It is not fair for cadre organizations to send blocks of cadre members bound by democratic centralism (or other mandates to conform to a single line) into mass organizations to commandeer debates and votes. It is manipulative, elitist, and profoundly undemocratic.
Members of cadre organizations need to be sensitive to the fact that their presence changes the dynamics of mass organizations, and learn to tread lightly. They may see themselves in the vanguard, but history makes that judgement. Insisting it is so will not speed up the process. Everyone needs to persuade others by the force of their ideas and the exemplary character of their actions…not by brute force.
Leaders of mass organizations need to be sensitive to the fact that in a truly democratic organization, every voice must be heard. It is not appropriate to silence real or imagined cadre members because of a presupposition that the message will be a repeat performance or that a cadre is just parroting the party line. So what? Either the ideas are persuasive or they are not.
Activists in cadre organizations get to proselytize and even recruit, as long as they do the work, and abide by the principles of unity agreed to by the mass organization. Groups get to set the rules for time, place, and manner. The usual time is before and after the main event. I usually tell cadre members I will listen to their pitch if they will listen to my tirade on why the concept of “democratic centralism” is an oxymoron.
Organizer Suzanne Pharr, wrote In the Time of the Right: Reflections on Liberation, in which she urges that within the movement we must “Create principled internal politics and healthy standards for work and working conditions:”

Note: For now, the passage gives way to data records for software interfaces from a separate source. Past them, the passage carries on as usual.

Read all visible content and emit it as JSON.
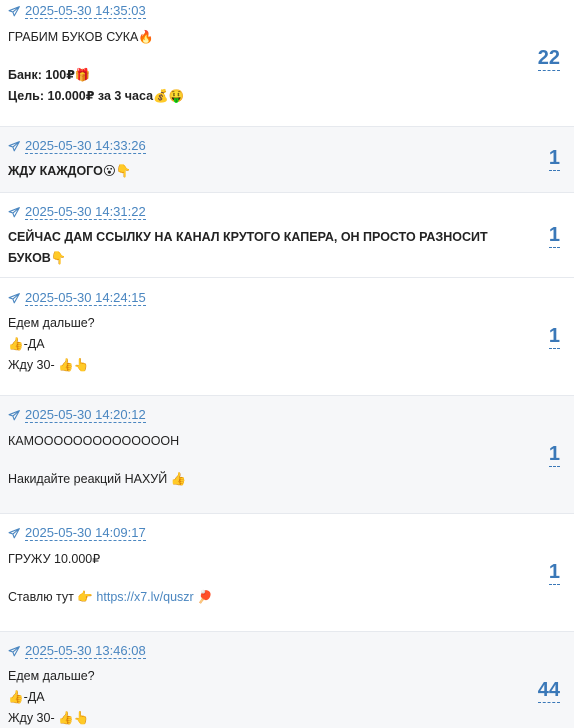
{
  "posts": [
    {
      "date": "2025-05-30 14:35:03",
      "lines": [
        "ГРАБИМ БУКОВ СУКА🔥",
        "",
        "Банк: 100₽🎁",
        "Цель: 10.000₽ за 3 часа💰🤑"
      ],
      "counter": "22"
    },
    {
      "date": "2025-05-30 14:33:26",
      "lines": [
        "ЖДУ КАЖДОГО😮👇"
      ],
      "counter": "1"
    },
    {
      "date": "2025-05-30 14:31:22",
      "lines": [
        "СЕЙЧАС ДАМ ССЫЛКУ НА КАНАЛ КРУТОГО КАПЕРА, ОН ПРОСТО РАЗНОСИТ",
        "БУКОВ👇"
      ],
      "counter": "1"
    },
    {
      "date": "2025-05-30 14:24:15",
      "lines": [
        "Едем дальше?",
        "👍-ДА",
        "Жду 30- 👍👆"
      ],
      "counter": "1"
    },
    {
      "date": "2025-05-30 14:20:12",
      "lines": [
        "КАМООООООООООООООН",
        "",
        "Накидайте реакций НАХУЙ 👍"
      ],
      "counter": "1"
    },
    {
      "date": "2025-05-30 14:09:17",
      "lines": [
        "ГРУЖУ 10.000₽",
        "",
        "Ставлю тут 👉"
      ],
      "link": "https://x7.lv/quszr",
      "link_suffix": "🏓",
      "counter": "1"
    },
    {
      "date": "2025-05-30 13:46:08",
      "lines": [
        "Едем дальше?",
        "👍-ДА",
        "Жду 30- 👍👆"
      ],
      "counter": "44"
    }
  ],
  "icons": {
    "post_date": "telegram-plane-icon"
  },
  "colors": {
    "accent": "#3a78b8",
    "alt_row": "#f6f7f9"
  }
}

“Be respectful of everyone. Do not act martyred. Build relationships that include more than work: celebration, ritual, play. Use positive humor whenever possible and often. Get a life, have a life, live a life–as fully and joyously as imaginable.”